Marketing Snow Leopard as “a better Leopard,” or even leaving ‘Leopard’ in the release name is the main joke here. On the surface, Apple is mimicking Microsoft, doing as they are, and drawing the parallel themselves. The whole irony of this leaps out when you realize that under the surface, what both companies are doing is the absolute opposite of each other. Whereas Microsoft has named its next operating system Windows 7, to distinguish it from Vista, when the core of the OS remains the same, Apple chose to name their next OS release very similarly to the previous one, while going deep down to essentially rewrite the core of their OS.

Microsoft tried what it saw Apple doing previously - almost all new releases of Mac OS X brought new polish to the system from a visual point of view. But what Microsoft has yet to understand, is that underneath all that polish, each new version of Mac OS X also brought innovation. I do not remember an OS X release I would dismiss with a notion of: “who needs this stuff?” I was always baffled by their great ideas. But to a lazy eye, to one who doesn’t care about the internal working of things, each new OS X release just brought more polish. And suddenly, Microsoft is ecstatically jumping up and down, bobbing its giant multibillion head: “Me want some polish too!” And Apple is calmly stepping off the bandwagon, approving. “Sure, take all the polish you want, we will just have to do with the substantial things.”

Alas, that is not all - the joke is not complete yet. To further establish Snow Leopard as a “small insignificant major update,” Apple announces that upgrading from Leopard will cost a mere $29. Strike of genius. Here you have the unbelievably cheap OS that is named almost the same and looks almost the same as its previous major release, next to the expensive but completely cool-looking new OS with a colorful window on the cover. Which one will you want, the Speedo, or the Rolex? But what if we rephrase the question? Pick one: a $29 OS jock-full of substance and core updates, or an internally rotten piece of software that is patched up and polished on the surface, and selling only for about, say, $300?

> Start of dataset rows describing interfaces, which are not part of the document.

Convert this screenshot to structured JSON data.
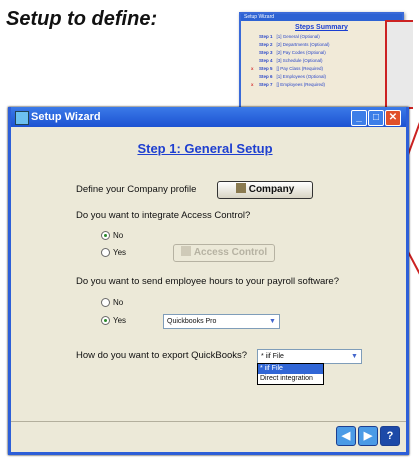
{
  "heading": "Setup to define:",
  "summary_thumb": {
    "title_bar": "Setup Wizard",
    "title": "Steps Summary",
    "lines": [
      {
        "mark": "",
        "step": "Step 1",
        "text": "[1] General (Optional)"
      },
      {
        "mark": "",
        "step": "Step 2",
        "text": "[2] Departments (Optional)"
      },
      {
        "mark": "",
        "step": "Step 3",
        "text": "[2] Pay Codes (Optional)"
      },
      {
        "mark": "",
        "step": "Step 4",
        "text": "[3] Schedule (Optional)"
      },
      {
        "mark": "x",
        "step": "Step 5",
        "text": "[] Pay Class (Required)"
      },
      {
        "mark": "",
        "step": "Step 6",
        "text": "[1] Employees (Optional)"
      },
      {
        "mark": "x",
        "step": "Step 7",
        "text": "[] Employees (Required)"
      }
    ]
  },
  "window": {
    "title": "Setup Wizard",
    "step_title": "Step 1: General Setup",
    "company_label": "Define your Company profile",
    "company_button": "Company",
    "access_label": "Do you want to integrate Access Control?",
    "access_no": "No",
    "access_yes": "Yes",
    "access_button": "Access Control",
    "payroll_label": "Do you want to send employee hours to your payroll software?",
    "payroll_no": "No",
    "payroll_yes": "Yes",
    "payroll_select": "Quickbooks Pro",
    "export_label": "How do you want to export QuickBooks?",
    "export_select": "* iif File",
    "export_options": [
      "* iif File",
      "Direct integration"
    ]
  }
}
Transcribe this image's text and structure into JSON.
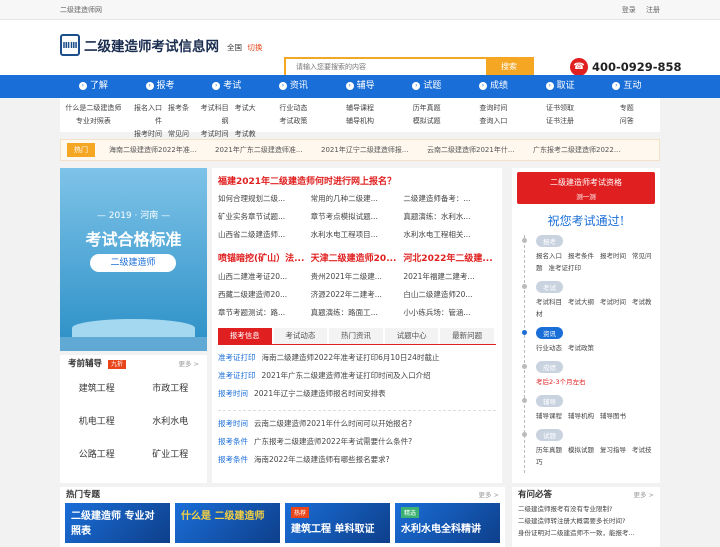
{
  "topbar": {
    "site": "二级建造师网",
    "login": "登录",
    "register": "注册"
  },
  "header": {
    "logo_mark": "ⅢⅢ",
    "logo_text": "二级建造师考试信息网",
    "region": "全国",
    "switch": "切换",
    "search_placeholder": "请输入您要搜索的内容",
    "search_btn": "搜索",
    "phone": "400-0929-858"
  },
  "nav": [
    {
      "label": "了解"
    },
    {
      "label": "报考"
    },
    {
      "label": "考试"
    },
    {
      "label": "资讯"
    },
    {
      "label": "辅导"
    },
    {
      "label": "试题"
    },
    {
      "label": "成绩"
    },
    {
      "label": "取证"
    },
    {
      "label": "互动"
    }
  ],
  "submenu": [
    [
      [
        "什么是二级建造师"
      ],
      [
        "专业对照表"
      ]
    ],
    [
      [
        "报名入口",
        "报考条件"
      ],
      [
        "报考时间",
        "常见问题"
      ]
    ],
    [
      [
        "考试科目",
        "考试大纲"
      ],
      [
        "考试时间",
        "考试教材"
      ]
    ],
    [
      [
        "行业动态"
      ],
      [
        "考试政策"
      ]
    ],
    [
      [
        "辅导课程"
      ],
      [
        "辅导机构"
      ]
    ],
    [
      [
        "历年真题"
      ],
      [
        "模拟试题"
      ]
    ],
    [
      [
        "查询时间"
      ],
      [
        "查询入口"
      ]
    ],
    [
      [
        "证书领取"
      ],
      [
        "证书注册"
      ]
    ],
    [
      [
        "专题"
      ],
      [
        "问答"
      ]
    ]
  ],
  "hot": {
    "tag": "热门",
    "items": [
      "海南二级建造师2022年准...",
      "2021年广东二级建造师准...",
      "2021年辽宁二级建造师报...",
      "云南二级建造师2021年什...",
      "广东报考二级建造师2022..."
    ]
  },
  "banner": {
    "year": "— 2019 · 河南 —",
    "title": "考试合格标准",
    "pill": "二级建造师"
  },
  "coach": {
    "title": "考前辅导",
    "new": "九折",
    "more": "更多 >",
    "items": [
      "建筑工程",
      "市政工程",
      "机电工程",
      "水利水电",
      "公路工程",
      "矿业工程"
    ]
  },
  "news": {
    "headline1": "福建2021年二级建造师何时进行网上报名？",
    "rows1": [
      [
        "如何合理规划二级...",
        "常用的几种二级建...",
        "二级建造师备考：..."
      ],
      [
        "矿业实务章节试题...",
        "章节考点模拟试题...",
        "真题演练：水利水..."
      ],
      [
        "山西省二级建造师...",
        "水利水电工程项目...",
        "水利水电工程相关..."
      ]
    ],
    "headline2": [
      "喷锚暗挖(矿山）法...",
      "天津二级建造师20...",
      "河北2022年二级建..."
    ],
    "rows2": [
      [
        "山西二建准考证20...",
        "贵州2021年二级建...",
        "2021年福建二建考..."
      ],
      [
        "西藏二级建造师20...",
        "济源2022年二建考...",
        "白山二级建造师20..."
      ],
      [
        "章节考题测试：路...",
        "真题演练：路面工...",
        "小小练兵场：管涵..."
      ]
    ],
    "tabs": [
      "报考信息",
      "考试动态",
      "热门资讯",
      "试题中心",
      "最新问题"
    ],
    "list1": [
      {
        "cat": "准考证打印",
        "text": "海南二级建造师2022年准考证打印6月10日24时截止"
      },
      {
        "cat": "准考证打印",
        "text": "2021年广东二级建造师准考证打印时间及入口介绍"
      },
      {
        "cat": "报考时间",
        "text": "2021年辽宁二级建造师报名时间安排表"
      }
    ],
    "list2": [
      {
        "cat": "报考时间",
        "text": "云南二级建造师2021年什么时间可以开始报名?"
      },
      {
        "cat": "报考条件",
        "text": "广东报考二级建造师2022年考试需要什么条件?"
      },
      {
        "cat": "报考条件",
        "text": "海南2022年二级建造师有哪些报名要求?"
      }
    ]
  },
  "side": {
    "btn_title": "二级建造师考试资格",
    "btn_sub": "测一测",
    "wish": "祝您考试通过!",
    "steps": [
      {
        "label": "报考",
        "subs": [
          "报名入口",
          "报考条件",
          "报考时间",
          "常见问题",
          "准考证打印"
        ],
        "on": false
      },
      {
        "label": "考试",
        "subs": [
          "考试科目",
          "考试大纲",
          "考试时间",
          "考试教材"
        ],
        "on": false
      },
      {
        "label": "资讯",
        "subs": [
          "行业动态",
          "考试政策"
        ],
        "on": true
      },
      {
        "label": "成绩",
        "subs": [
          "考后2-3个月左右"
        ],
        "on": false
      },
      {
        "label": "辅导",
        "subs": [
          "辅导课程",
          "辅导机构",
          "辅导图书"
        ],
        "on": false
      },
      {
        "label": "试题",
        "subs": [
          "历年真题",
          "模拟试题",
          "复习指导",
          "考试技巧"
        ],
        "on": false
      }
    ]
  },
  "topics": {
    "title": "热门专题",
    "more": "更多 >",
    "cards": [
      {
        "label": "",
        "title": "二级建造师 专业对照表"
      },
      {
        "label": "",
        "title": "什么是 二级建造师"
      },
      {
        "label": "热荐",
        "title": "建筑工程 单科取证"
      },
      {
        "label": "精选",
        "title": "水利水电全科精讲"
      }
    ]
  },
  "faq": {
    "title": "有问必答",
    "more": "更多 >",
    "items": [
      "二级建造师报考有没有专业限制?",
      "二级建造师转注册大概需要多长时间?",
      "身份证明对二级建造师不一致，能报考..."
    ]
  }
}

Add the fact that Snow Leopard comes with out-of-the-box support for Microsoft Exchange Server 2007, something you have to pay for premium on its native Windows PC platform. This is what I call the perfect finishing touch.

If this isn’t the best joke in computer history, I don’t know what it is - but certainly, not by the furthest stretch of the imagination can this be coincidence.